• illusory contour;
  • inferior temporal cortex;
  • Kanizsa figures;
  • rhesus monkey;
  • shape selectivity


Stimulus reduction is an effective way to study visual performance. Cues such as surface characteristics, colour and inner lines can be removed from stimuli, revealing how the change affects recognition and neural processing. An extreme reduction is the removal of the very stimulus, defining it with illusory lines. Perceived boundaries without physical differences between shape and background are called illusory (or subjective) contours. Illusory and real contours activate early stages of the macaque visual pathway in similar ways. However, data relating to the processing of illusory contours in higher visual areas are scarce. We recently reported how illusory contours based on abutting-line gratings affect neurones in the monkey inferotemporal cortex, an area essential for object and shape vision.
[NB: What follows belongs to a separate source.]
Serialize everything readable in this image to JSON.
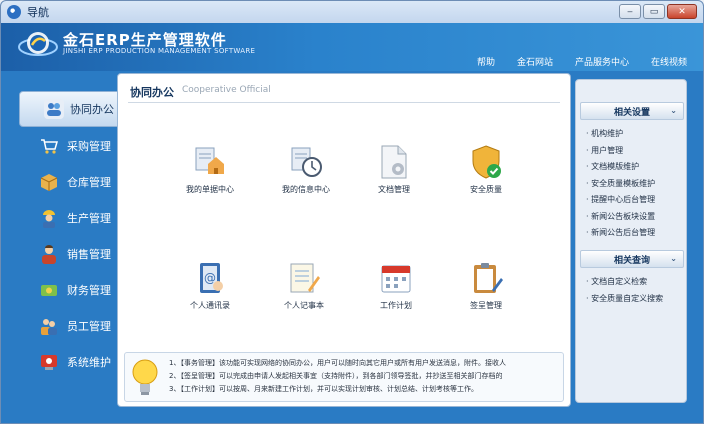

We now present data on how inferotemporal cortical neurones of monkeys react to another type of shapes, the Kanizsa figures. A set of line drawings, silhouettes, their illusory contour-based counterparts, and control shapes have been presented to awake, fixating rhesus monkeys while single-cell activity was recorded in the anterior part of the inferotemporal cortex. Most of the recorded neurones were responsive and selective to shapes presented as illusory contours. Shape selectivity was proved to be different for line drawings and illusory contours, and also for silhouettes and illusory contours. Neuronal response latencies for Kanizsa figures were significantly longer than those for line drawings and silhouettes. These results reveal differences in processing for Kanizsa figures and shapes having real contours in the monkey inferotemporal cortex.